Bill eyed to limit access to arrest reports

  • Monday, April 28, 2014 11:11pm
  • News

FAIRBANKS (AP) — Gov. Sean Parnell is considering a bill that would limit public access to arrest records after people were acquitted or charges were dropped.

The measures contained in the bill were a reaction to easily accessible online arrest records that employers and landlords have used to do background checks on applicants, the Fairbanks Daily News-Miner reported Sunday.

Bill Rafferty, an analyst who specializes in court technology for the Williamsburg, Va.-based think tank National Center for State Courts, said the issue of expunging arrest records has been around a long time but was not as prominent when a records check meant a trip to the courthouse.

Court record websites such as CourtView, which is used in Alaska, now make it far easier to look up arrest records.

“People are being denied jobs, they’re being denied housing, they’re being denied all sorts of things simply because they were arrested and they were found not guilty,” Rafferty said. “The effort has been towards either pulling that information completely out of the public domain or at least out of the online version.”
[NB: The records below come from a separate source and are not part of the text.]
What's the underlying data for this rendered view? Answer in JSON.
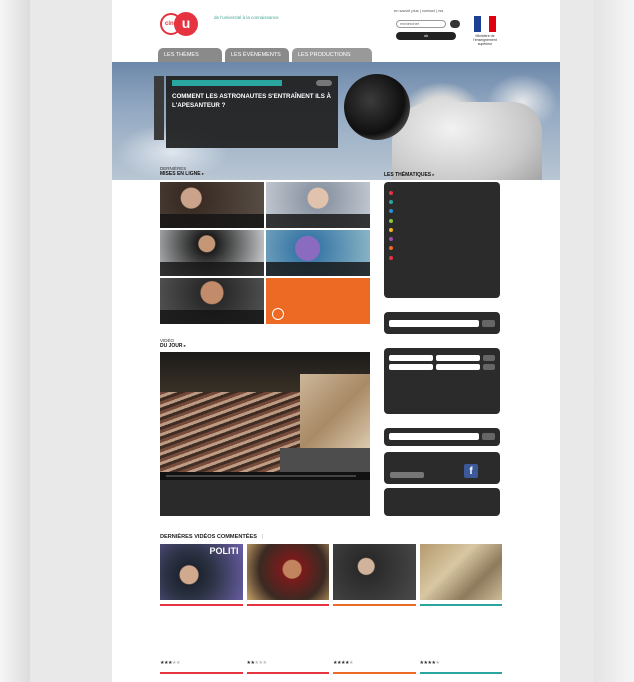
{
  "header": {
    "logo_text": "u",
    "logo_small": "cine",
    "tagline": "de l'université à la connaissance",
    "toplinks": "en savoir plus   |   contact   |   rss",
    "search_placeholder": "rechercher",
    "button": "ok",
    "flag_caption": "Ministère de l'enseignement supérieur"
  },
  "nav": {
    "tabs": [
      "LES THÈMES",
      "LES ÉVÈNEMENTS",
      "LES PRODUCTIONS"
    ]
  },
  "hero": {
    "kicker": "",
    "category": "",
    "title": "COMMENT LES ASTRONAUTES S'ENTRAÎNENT ILS À L'APESANTEUR ?",
    "more": ""
  },
  "latest": {
    "label_small": "DERNIÈRES",
    "label_big": "MISES EN LIGNE",
    "items": [
      {
        "caption": ""
      },
      {
        "caption": ""
      },
      {
        "caption": ""
      },
      {
        "caption": ""
      },
      {
        "caption": ""
      },
      {
        "caption": ""
      }
    ],
    "featured": {
      "title": "",
      "sub": ""
    }
  },
  "video": {
    "label_small": "VIDÉO",
    "label_big": "DU JOUR",
    "line1": "",
    "line2": "",
    "meta": ""
  },
  "themes": {
    "label": "LES THÉMATIQUES",
    "items": [
      {
        "label": "",
        "color": "#e5333f"
      },
      {
        "label": "",
        "color": "#29a6a0"
      },
      {
        "label": "",
        "color": "#2a8fd6"
      },
      {
        "label": "",
        "color": "#8cc63f"
      },
      {
        "label": "",
        "color": "#f2b61c"
      },
      {
        "label": "",
        "color": "#9b4fa8"
      },
      {
        "label": "",
        "color": "#ec6a23"
      },
      {
        "label": "",
        "color": "#e5333f"
      }
    ]
  },
  "programme": {
    "label": "",
    "placeholder": ""
  },
  "cine": {
    "label": "",
    "l1": "",
    "l2": "",
    "l3": "",
    "s1": "",
    "s2": "",
    "s3": "",
    "s4": "",
    "more": ""
  },
  "newsletter": {
    "label": "",
    "placeholder": ""
  },
  "social": {
    "text": "",
    "button": "",
    "follow": "",
    "fb": "f"
  },
  "cloud": {
    "words": []
  },
  "commented": {
    "title": "DERNIÈRES VIDÉOS COMMENTÉES",
    "alt": "",
    "cards": [
      {
        "badge": "POLITI",
        "title": "",
        "desc": "",
        "rating": 3,
        "count": "",
        "accent": "#e5333f"
      },
      {
        "badge": "",
        "title": "",
        "desc": "",
        "rating": 2,
        "count": "",
        "accent": "#e5333f"
      },
      {
        "badge": "",
        "title": "",
        "desc": "",
        "rating": 4,
        "count": "",
        "accent": "#ec6a23"
      },
      {
        "badge": "",
        "title": "",
        "desc": "",
        "rating": 4,
        "count": "",
        "accent": "#29a6a0"
      }
    ]
  }
}
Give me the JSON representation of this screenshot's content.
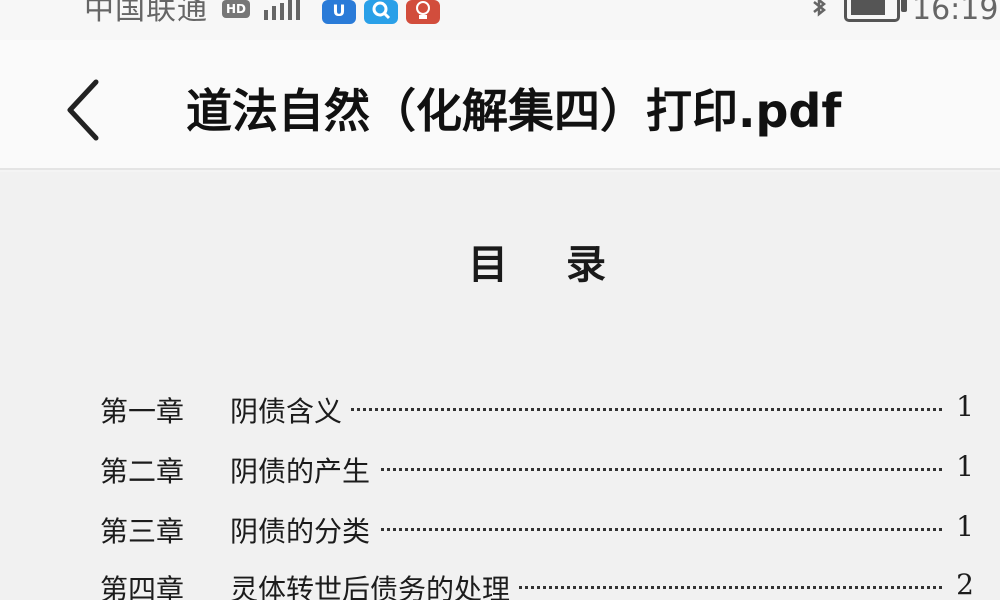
{
  "status_bar": {
    "carrier": "中国联通",
    "network_badge": "HD",
    "time": "16:19"
  },
  "header": {
    "back_icon": "chevron-left-icon",
    "title": "道法自然（化解集四）打印.pdf"
  },
  "document": {
    "toc_heading": "目录",
    "toc": [
      {
        "chapter": "第一章",
        "title": "阴债含义",
        "page": "1"
      },
      {
        "chapter": "第二章",
        "title": "阴债的产生",
        "page": "1"
      },
      {
        "chapter": "第三章",
        "title": "阴债的分类",
        "page": "1"
      },
      {
        "chapter": "第四章",
        "title": "灵体转世后债务的处理",
        "page": "2"
      }
    ]
  },
  "colors": {
    "page_bg": "#f1f1f1",
    "text": "#1a1a1a",
    "app_blue": "#2a7bd8",
    "app_red": "#d24d3c"
  }
}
Wisconsin, Georgia and Maryland have recently considered or approved restrictions, he said. North Dakota removes arrest records from online records searches but allows access at courthouses, Rafferty said.

The Alaska measure was sponsored by state Sen. Fred Dyson, R-Eagle River, who said the bill strengthens the idea of presumed innocence. It was approved by both chambers in the Legislature.

The measure would seal court files in cases where a judge or prosecutor dismissed charges or when a verdict of not guilty was issued by a judge or jury.

Records would remain open if the defendant makes a plea agreement to dismiss a charge in exchange for a guilty plea in a different case. Legal guardians, attorneys and certain other state employees would continue to have access to sealed files.

A “legislative intent” section of the bill asks the court system to seal older files as much as practical.

Assistant Attorney General Anne Carpenetti argued against the measure and suggested a more limited bill written by the Department of Law.

The Alaska Press Club, a professional organization of media workers, opposed the bill being considered by Parnell. Anchorage media lawyer John McKay said the bill threatens First Amendment right-of-access protections of criminal court proceedings.

More in News

The 2022 graduating class of River City Academy celebrates Tuesday, May 17, 2022, outside of Skyview Middle School just outside of Soldotna, Alaska. (Photo by Jeff Helminiak/Peninsula Clarion)
River City Academy says goodbye to 19 grads, 2 original staff members

Tuesday’s graduation was the last for two staff members who have been with the school since its beginning

Lawmakers from both bodies of the Alaska State Legislature mingle in the halls of the Alaska State Capitol on Wednesday, May 18, 2022, the last day of the legislative session, following the Senate’s passing of the state’s budget bill. (Peter Segall / Juneau Empire)
Senate agrees to budget, House has until midnight

With hours left in session, House members remain divided

Renewable IPP CEO Jenn Miller presents information about solar power during a meeting of the Kenai Peninsula Borough Assembly on Tuesday, Oct. 12, 2021 in Soldotna, Alaska. (Ashlyn O’Hara/Peninsula Clarion)
Assembly OKs new tax exemptions for independent power producers

The ordinance was brought forth in response to a proposed solar farm on the Kenai Peninsula

Kenai Central High School graduates throw caps at the end of their commencement ceremony on Tuesday, May 17, 2022, in Kenai, Alaska. (Ashlyn O’Hara/Peninsula Clarion)
‘Make a great life’

Kenai Central High School graduates more than 75 students

A black bear gets into a bird feeder in April 2005 at Long Lake, Alaska. (Photo courtesy of Alaska Department of Fish and Game)
Watch out for bears, moose

Take precautions to keep attractants away from bears and give moose and calves space

Kenai Finance Director Terry Eubank, left, and Kenai City Manager Paul Ostrander present during a budget work session on Saturday, May 14, 2022, in Kenai, Alaska. (Ashlyn O’Hara/Peninsula Clarion)
Flat mill rate, sales tax included in Kenai budget proposal

The budget proposal is subject to final approval by the Kenai City Council

t
Senate effectively kills restrictive transgender sports bill

Bipartisan group of senators votes to table controversial bill

Sen. Bert Stedman, R-Sitka, chair of the bicameral conference committee tasked with hammering out differences in the state’s budget bill, signs the committee report as members finished their work on Tuesday, May 17, 2022. (Peter Segall / Juneau Empire
Committee compromises on PFD in budget plan

Members of the conference committee agreed Tuesday to a payment of about $3,800

Most Read